  1. You have to remember to pair the acquire and release calls.
  2. You have to manually ensure the CRUD methods are only ever called in-between acquire and release calls.

It turns out in practice it is pretty easy to remember to pair up the acquire and release calls. You very quickly get used to seeing this pattern, and anything else immediately jumps out as strange:

cacheManager.acquireReadLock();
try {
  // Read from cache
} finally {
  cacheManager.releaseReadLock();
}

That said, it’s hardly nudging developers into the pit of success, is it?

The second problem is a little more pernicious. Calls to the CRUD methods can be buried deep in the call hierarchy. It isn’t always immediately obvious whether it is safe to call one of the methods on the CacheManager or not. And from the other side, it isn’t clear if you need to acquire a lock before calling a method. Does it need the read lock? Does it call a CRUD method? Or does one of the dozen methods it calls? Or one of the dozen they call? You have to meticulously document the lock requirements in the Javadocs.

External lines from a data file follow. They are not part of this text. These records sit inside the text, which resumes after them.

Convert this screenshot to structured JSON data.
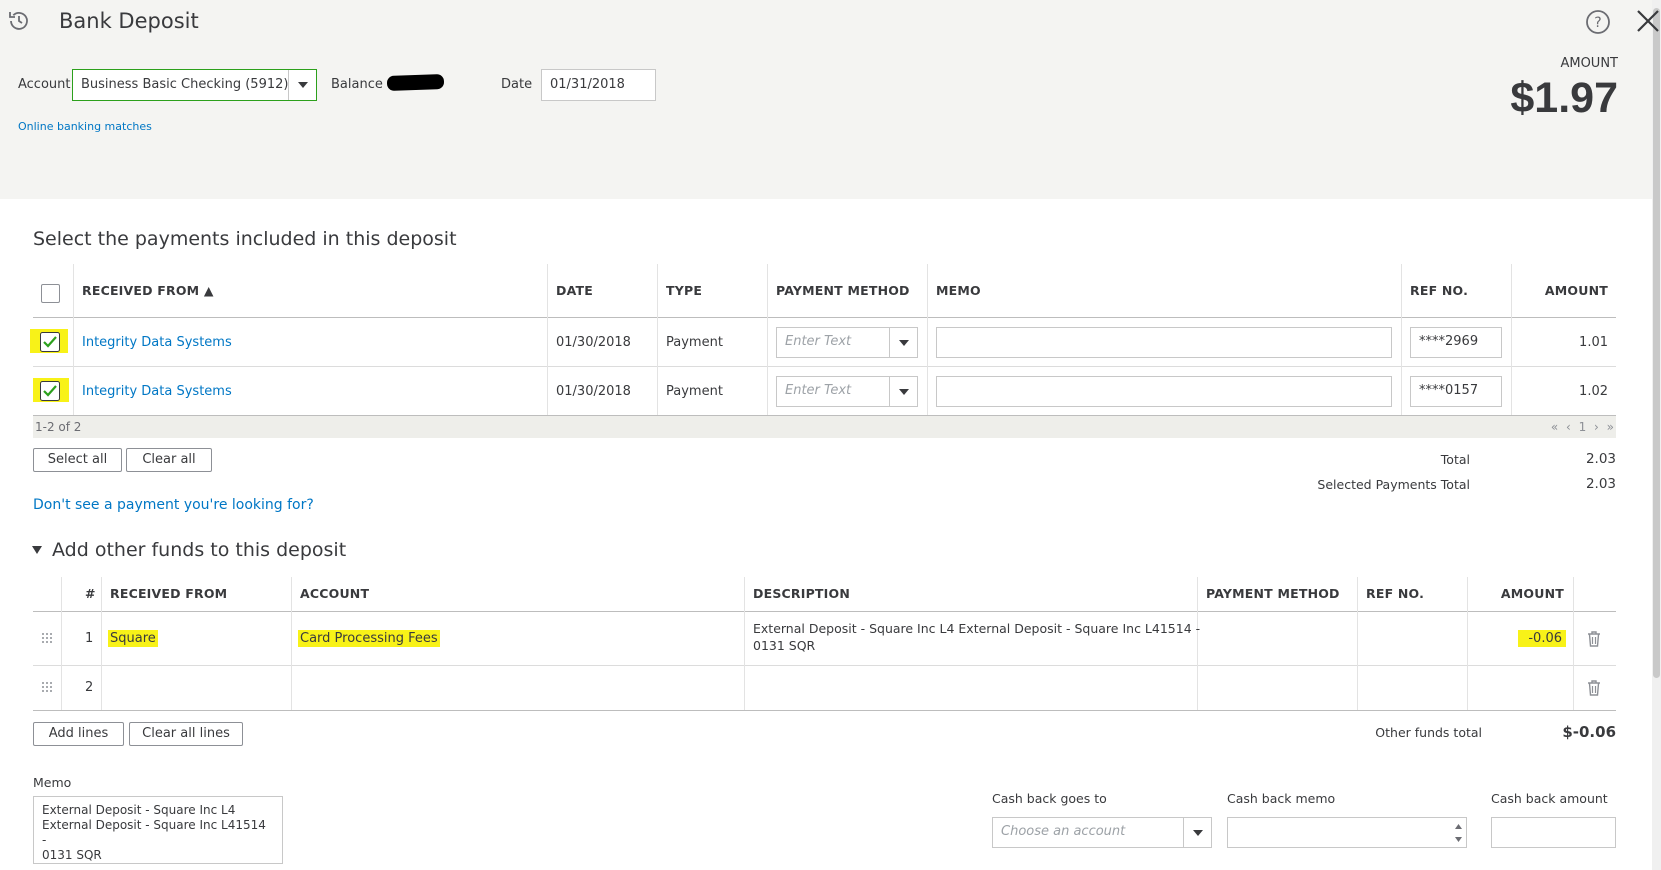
{
  "header": {
    "title": "Bank Deposit",
    "account_label": "Account",
    "account_value": "Business Basic Checking (5912)",
    "balance_label": "Balance $",
    "date_label": "Date",
    "date_value": "01/31/2018",
    "online_banking_link": "Online banking matches",
    "amount_label": "AMOUNT",
    "amount_value": "$1.97"
  },
  "payments": {
    "heading": "Select the payments included in this deposit",
    "columns": [
      "RECEIVED FROM ▲",
      "DATE",
      "TYPE",
      "PAYMENT METHOD",
      "MEMO",
      "REF NO.",
      "AMOUNT"
    ],
    "rows": [
      {
        "received_from": "Integrity Data Systems",
        "date": "01/30/2018",
        "type": "Payment",
        "payment_method_placeholder": "Enter Text",
        "memo": "",
        "ref_no": "****2969",
        "amount": "1.01",
        "checked": true
      },
      {
        "received_from": "Integrity Data Systems",
        "date": "01/30/2018",
        "type": "Payment",
        "payment_method_placeholder": "Enter Text",
        "memo": "",
        "ref_no": "****0157",
        "amount": "1.02",
        "checked": true
      }
    ],
    "pagination_summary": "1-2 of 2",
    "pagination_nav": "« ‹ 1 › »",
    "select_all_label": "Select all",
    "clear_all_label": "Clear all",
    "total_label": "Total",
    "total_value": "2.03",
    "selected_total_label": "Selected Payments Total",
    "selected_total_value": "2.03",
    "missing_payment_link": "Don't see a payment you're looking for?"
  },
  "other_funds": {
    "heading": "Add other funds to this deposit",
    "columns": [
      "#",
      "RECEIVED FROM",
      "ACCOUNT",
      "DESCRIPTION",
      "PAYMENT METHOD",
      "REF NO.",
      "AMOUNT"
    ],
    "rows": [
      {
        "num": "1",
        "received_from": "Square",
        "account": "Card Processing Fees",
        "description_line1": "External Deposit - Square Inc L4 External Deposit - Square Inc L41514 -",
        "description_line2": "0131 SQR",
        "payment_method": "",
        "ref_no": "",
        "amount": "-0.06"
      },
      {
        "num": "2",
        "received_from": "",
        "account": "",
        "description_line1": "",
        "description_line2": "",
        "payment_method": "",
        "ref_no": "",
        "amount": ""
      }
    ],
    "add_lines_label": "Add lines",
    "clear_all_lines_label": "Clear all lines",
    "total_label": "Other funds total",
    "total_value": "$-0.06"
  },
  "footer": {
    "memo_label": "Memo",
    "memo_line1": "External Deposit - Square Inc L4",
    "memo_line2": "External Deposit - Square Inc L41514 -",
    "memo_line3": "0131 SQR",
    "cash_back_goes_to_label": "Cash back goes to",
    "cash_back_goes_to_placeholder": "Choose an account",
    "cash_back_memo_label": "Cash back memo",
    "cash_back_amount_label": "Cash back amount"
  },
  "colors": {
    "link": "#0077c5",
    "highlight": "#f8f218",
    "header_bg": "#f4f4f2",
    "account_border": "#2ca01c"
  },
  "icons": [
    "history-icon",
    "help-icon",
    "close-icon",
    "sort-up-icon",
    "checkbox-checked-icon",
    "dropdown-arrow-icon",
    "grip-icon",
    "trash-icon",
    "collapse-triangle-icon"
  ]
}
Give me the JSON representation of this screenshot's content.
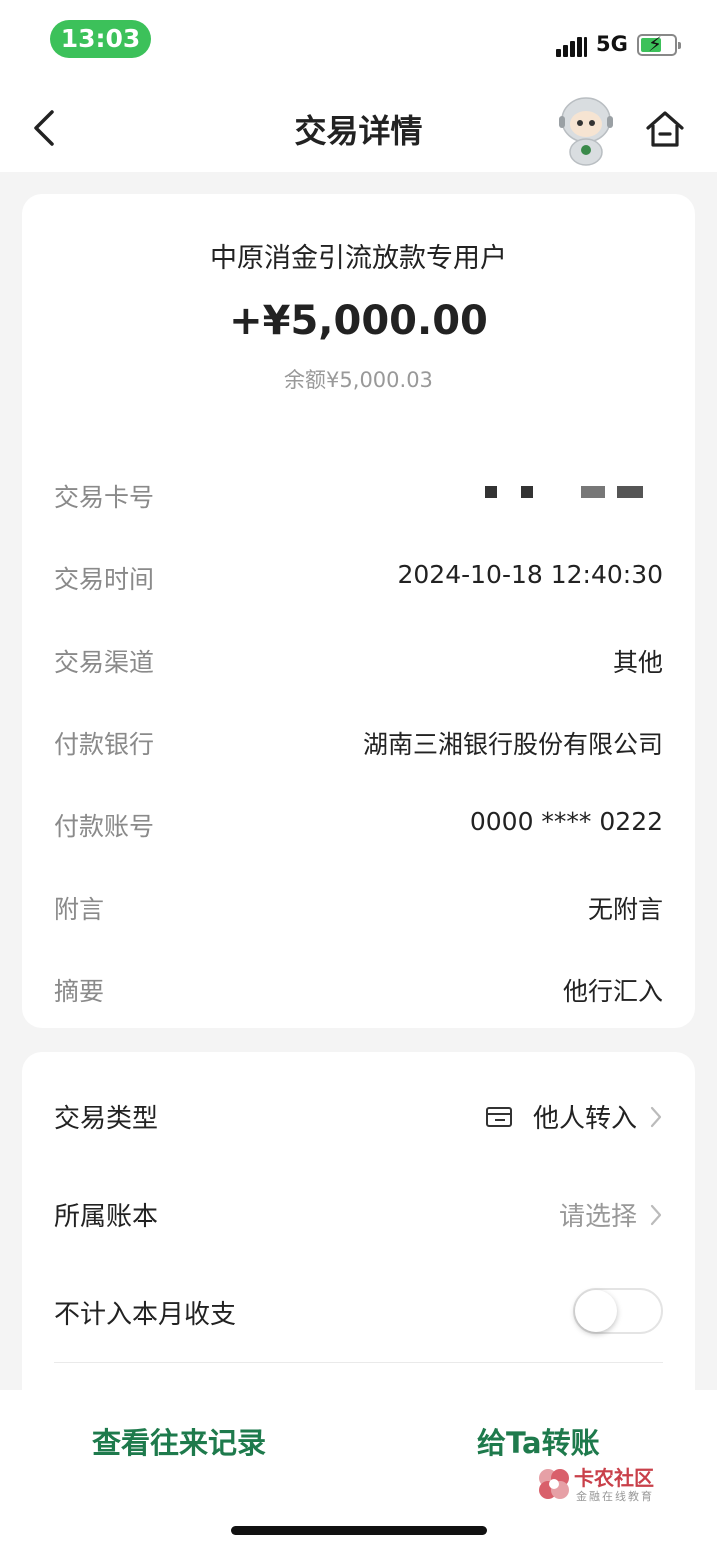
{
  "status_bar": {
    "time": "13:03",
    "network": "5G"
  },
  "nav": {
    "title": "交易详情"
  },
  "summary": {
    "payer": "中原消金引流放款专用户",
    "amount": "+¥5,000.00",
    "balance": "余额¥5,000.03"
  },
  "details": [
    {
      "label": "交易卡号",
      "value": ""
    },
    {
      "label": "交易时间",
      "value": "2024-10-18 12:40:30"
    },
    {
      "label": "交易渠道",
      "value": "其他"
    },
    {
      "label": "付款银行",
      "value": "湖南三湘银行股份有限公司"
    },
    {
      "label": "付款账号",
      "value": "0000 **** 0222"
    },
    {
      "label": "附言",
      "value": "无附言"
    },
    {
      "label": "摘要",
      "value": "他行汇入"
    }
  ],
  "settings": {
    "type": {
      "label": "交易类型",
      "value": "他人转入"
    },
    "book": {
      "label": "所属账本",
      "value": "请选择"
    },
    "exclude": {
      "label": "不计入本月收支",
      "enabled": false
    }
  },
  "bottom": {
    "history_label": "查看往来记录",
    "transfer_label": "给Ta转账"
  },
  "watermark": {
    "name": "卡农社区",
    "tagline": "金融在线教育"
  },
  "colors": {
    "accent": "#1e7a4c",
    "status_green": "#3cc15a",
    "label_gray": "#8a8a8a"
  }
}
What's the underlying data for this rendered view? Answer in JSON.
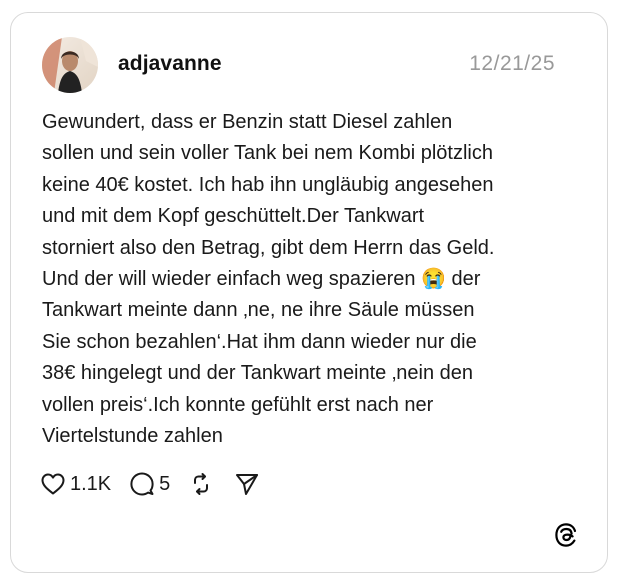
{
  "post": {
    "username": "adjavanne",
    "date": "12/21/25",
    "text": "Gewundert, dass er Benzin statt Diesel zahlen\nsollen und sein voller Tank bei nem Kombi plötzlich\nkeine 40€ kostet. Ich hab ihn ungläubig angesehen\nund mit dem Kopf geschüttelt.Der Tankwart\nstorniert also den Betrag, gibt dem Herrn das Geld.\nUnd der will wieder einfach weg spazieren 😭 der\nTankwart meinte dann ‚ne, ne ihre Säule müssen\nSie schon bezahlen‘.Hat ihm dann wieder nur die\n38€ hingelegt und der Tankwart meinte ‚nein den\nvollen preis‘.Ich konnte gefühlt erst nach ner\nViertelstunde zahlen"
  },
  "actions": {
    "likes": "1.1K",
    "replies": "5",
    "icons": [
      "heart-icon",
      "comment-icon",
      "repost-icon",
      "share-icon"
    ]
  },
  "branding": {
    "logo": "threads-logo-icon"
  },
  "colors": {
    "text": "#1a1a1a",
    "muted": "#999999",
    "border": "#d9d9d9"
  }
}
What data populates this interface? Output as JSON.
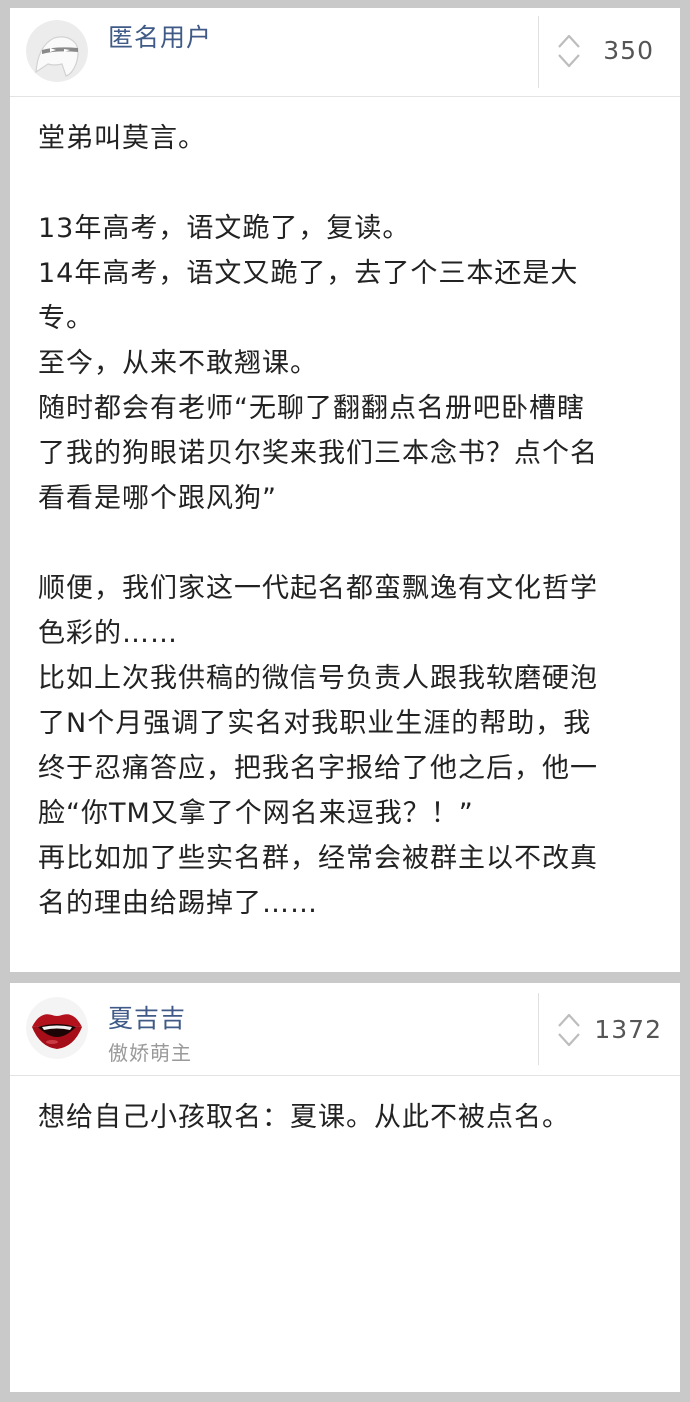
{
  "posts": [
    {
      "author": "匿名用户",
      "votes": "350",
      "lines": [
        "堂弟叫莫言。",
        "",
        "13年高考，语文跪了，复读。",
        "14年高考，语文又跪了，去了个三本还是大",
        "专。",
        "至今，从来不敢翘课。",
        "随时都会有老师“无聊了翻翻点名册吧卧槽瞎",
        "了我的狗眼诺贝尔奖来我们三本念书？点个名",
        "看看是哪个跟风狗”",
        "",
        "顺便，我们家这一代起名都蛮飘逸有文化哲学",
        "色彩的……",
        "比如上次我供稿的微信号负责人跟我软磨硬泡",
        "了N个月强调了实名对我职业生涯的帮助，我",
        "终于忍痛答应，把我名字报给了他之后，他一",
        "脸“你TM又拿了个网名来逗我？！”",
        "再比如加了些实名群，经常会被群主以不改真",
        "名的理由给踢掉了……"
      ]
    },
    {
      "author": "夏吉吉",
      "author_title": "傲娇萌主",
      "votes": "1372",
      "lines": [
        "想给自己小孩取名：夏课。从此不被点名。"
      ]
    }
  ],
  "icons": {
    "avatar1": "anonymous-mask-avatar",
    "avatar2": "red-lips-avatar",
    "vote": "vote-up-down-icon"
  },
  "colors": {
    "author_name": "#3f5a86",
    "page_bg": "#c9c9c9"
  }
}
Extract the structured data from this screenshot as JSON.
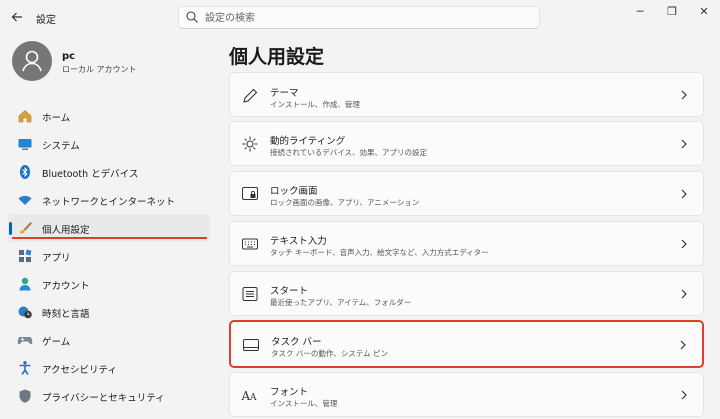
{
  "window": {
    "title": "設定",
    "back_icon": "arrow-left-icon",
    "controls": {
      "minimize": "─",
      "maximize": "❐",
      "close": "✕"
    }
  },
  "search": {
    "placeholder": "設定の検索"
  },
  "user": {
    "name": "pc",
    "account_type": "ローカル アカウント"
  },
  "sidebar": {
    "items": [
      {
        "label": "ホーム",
        "icon": "home-icon"
      },
      {
        "label": "システム",
        "icon": "monitor-icon"
      },
      {
        "label": "Bluetooth とデバイス",
        "icon": "bluetooth-icon"
      },
      {
        "label": "ネットワークとインターネット",
        "icon": "wifi-icon"
      },
      {
        "label": "個人用設定",
        "icon": "brush-icon",
        "selected": true
      },
      {
        "label": "アプリ",
        "icon": "apps-icon"
      },
      {
        "label": "アカウント",
        "icon": "person-icon"
      },
      {
        "label": "時刻と言語",
        "icon": "clock-globe-icon"
      },
      {
        "label": "ゲーム",
        "icon": "gamepad-icon"
      },
      {
        "label": "アクセシビリティ",
        "icon": "accessibility-icon"
      },
      {
        "label": "プライバシーとセキュリティ",
        "icon": "shield-icon"
      }
    ]
  },
  "main": {
    "title": "個人用設定",
    "cards": [
      {
        "title": "テーマ",
        "subtitle": "インストール、作成、管理",
        "icon": "pen-icon"
      },
      {
        "title": "動的ライティング",
        "subtitle": "接続されているデバイス、効果、アプリの設定",
        "icon": "sun-icon"
      },
      {
        "title": "ロック画面",
        "subtitle": "ロック画面の画像、アプリ、アニメーション",
        "icon": "lock-screen-icon"
      },
      {
        "title": "テキスト入力",
        "subtitle": "タッチ キーボード、音声入力、絵文字など、入力方式エディター",
        "icon": "keyboard-icon"
      },
      {
        "title": "スタート",
        "subtitle": "最近使ったアプリ、アイテム、フォルダー",
        "icon": "start-icon"
      },
      {
        "title": "タスク バー",
        "subtitle": "タスク バーの動作、システム ピン",
        "icon": "taskbar-icon",
        "highlighted": true
      },
      {
        "title": "フォント",
        "subtitle": "インストール、管理",
        "icon": "font-icon"
      }
    ]
  },
  "colors": {
    "accent": "#0067c0",
    "highlight": "#e03e2d",
    "background": "#f3f3f3",
    "card": "#fbfbfb"
  }
}
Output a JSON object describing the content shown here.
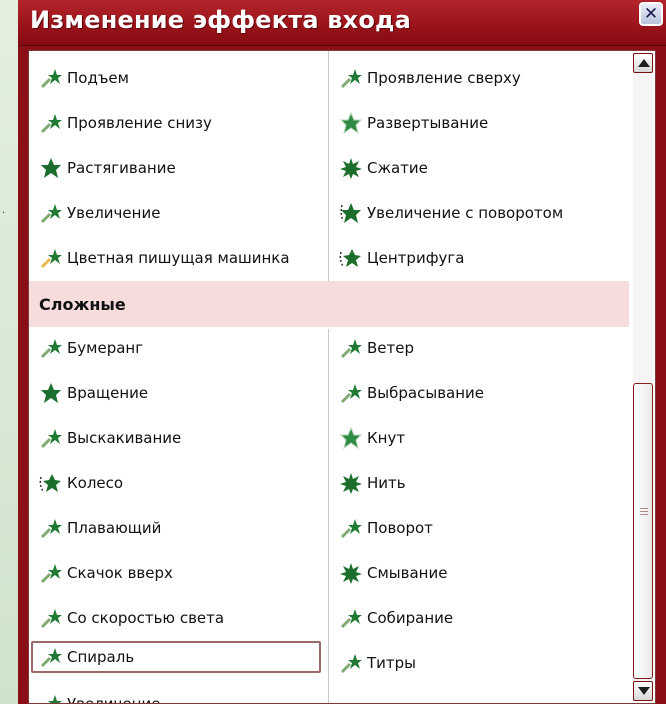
{
  "dialog": {
    "title": "Изменение эффекта входа",
    "close_glyph": "✕"
  },
  "top_items": {
    "left": [
      "Подъем",
      "Проявление снизу",
      "Растягивание",
      "Увеличение",
      "Цветная пишущая машинка"
    ],
    "right": [
      "Проявление сверху",
      "Развертывание",
      "Сжатие",
      "Увеличение с поворотом",
      "Центрифуга"
    ]
  },
  "section": {
    "title": "Сложные"
  },
  "complex_items": {
    "left": [
      "Бумеранг",
      "Вращение",
      "Выскакивание",
      "Колесо",
      "Плавающий",
      "Скачок вверх",
      "Со скоростью света",
      "Спираль",
      "Увеличение"
    ],
    "right": [
      "Ветер",
      "Выбрасывание",
      "Кнут",
      "Нить",
      "Поворот",
      "Смывание",
      "Собирание",
      "Титры"
    ]
  },
  "selected_item": "Спираль",
  "colors": {
    "title_bar": "#9c141b",
    "section_bg": "#f7dcdc",
    "star_green": "#1f7a33"
  },
  "icons": {
    "effect_icon": "star-trail-icon"
  }
}
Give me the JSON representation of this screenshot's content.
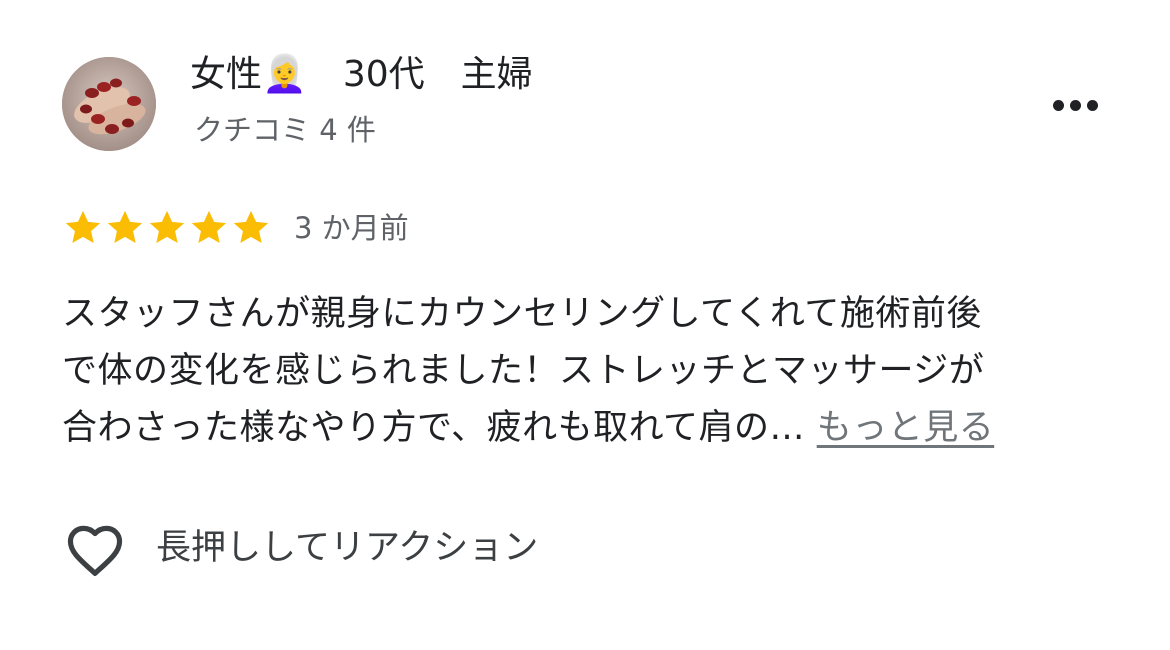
{
  "reviewer": {
    "name": "女性👩‍🦳　30代　主婦",
    "review_count": "クチコミ 4 件"
  },
  "menu": {
    "icon": "more-horizontal-icon"
  },
  "review": {
    "rating": 5,
    "rating_max": 5,
    "star_color": "#fbbc04",
    "date": "3 か月前",
    "lines": [
      "スタッフさんが親身にカウンセリングしてくれて施術前後",
      "で体の変化を感じられました！ストレッチとマッサージが",
      "合わさった様なやり方で、疲れも取れて肩の… "
    ],
    "more_label": "もっと見る"
  },
  "reaction": {
    "icon": "heart-outline-icon",
    "label": "長押ししてリアクション"
  }
}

A developer looking puzzled at some code on screen

A quick win would be to check inside the CRUD methods whether we are currently hold the appropriate lock. However, runtime checks like these are low down on the hierarchy of problem identification.

Compile time is better than startup time and test time, which are all better than runtime

It would be much better if the compiler could tell us that we don’t hold the correct lock. Enter the object capabilities model. Java doesn’t let us create a foolproof object capabilities model, but it does let us approximate one. It might not let us pick the developer up and throw them down the pit of success, but we can at least give them a good nudge.

The core idea is to move the CRUD methods onto a separate class, and only allow access to instances of that class by calling the acquire method. That way, in order to call a CRUD method, you have to call the acquire method.

interface CacheReader {
  CacheItem getItem(String id);
  CacheBlock getBlock(String id);
}

interface CacheWriter extends CacheReader {
  void updateItem(CacheItem item);
  void deleteItem(String id);

  void updateBlock(CacheBlock block);
  void deleteBlock(String id);
}

interface CacheManager {
  <T> T doInReadLock(Function<CacheReader, T> action);
  void doInWriteLock(Consumer<CacheWriter> action);
}

You can then replace the try/catch blocks with lambdas:

cacheManager.doInWriteLock(cacheWriter -> {
  CacheItem item = cacheWriter.getItem(id);
  if (isExpired(item)) {
    cacheWriter.deleteItem(item);
  }
});

And those deeply nested methods? Rather than having to try and use Javadocs you can accept a CacheReader/CacheWriter as an argument. Now the only way they can be called is if someone called doInReadLock/doInWriteLock and passed the instance down.

boolean isSequence(CacheReader cacheReader, String id) {
  CacheItem item = cacheReader.getItem(id);
  return item != null && item.getType() == CacheItemType.SEQUENCE;
}

There is a way that a particularly determined developer can break the model by leaking the reference:

CacheWriter leakedCacheWriter;
cacheManager.doInWriteLock(cacheWriter -> {
  leakedCacheWriter = cacheWriter;
});
// This happens outside of the write lock!
leakedCacheWriter.deleteItem(item);

Fortunately this anti-pattern isn’t particularly natural, and jumps out in code-reviews. That said, we can provide a little extra protection. We might not be able to do anything at compile time, but we can pick it up at runtime by adding a flag to the CacheReader/CacheWriter that we clear when we release the lock.

By putting a little bit of extra thought into the API design, we have been able to use the object capability model pattern to make it easy and natural to do the right thing: only call CRUD methods inside of a lock. These sort of ergonomic improvements not only reduce bugs, but also give the developer peace of mind that the obvious solution is the right solution.

Andrew January
Senior Principal Engineer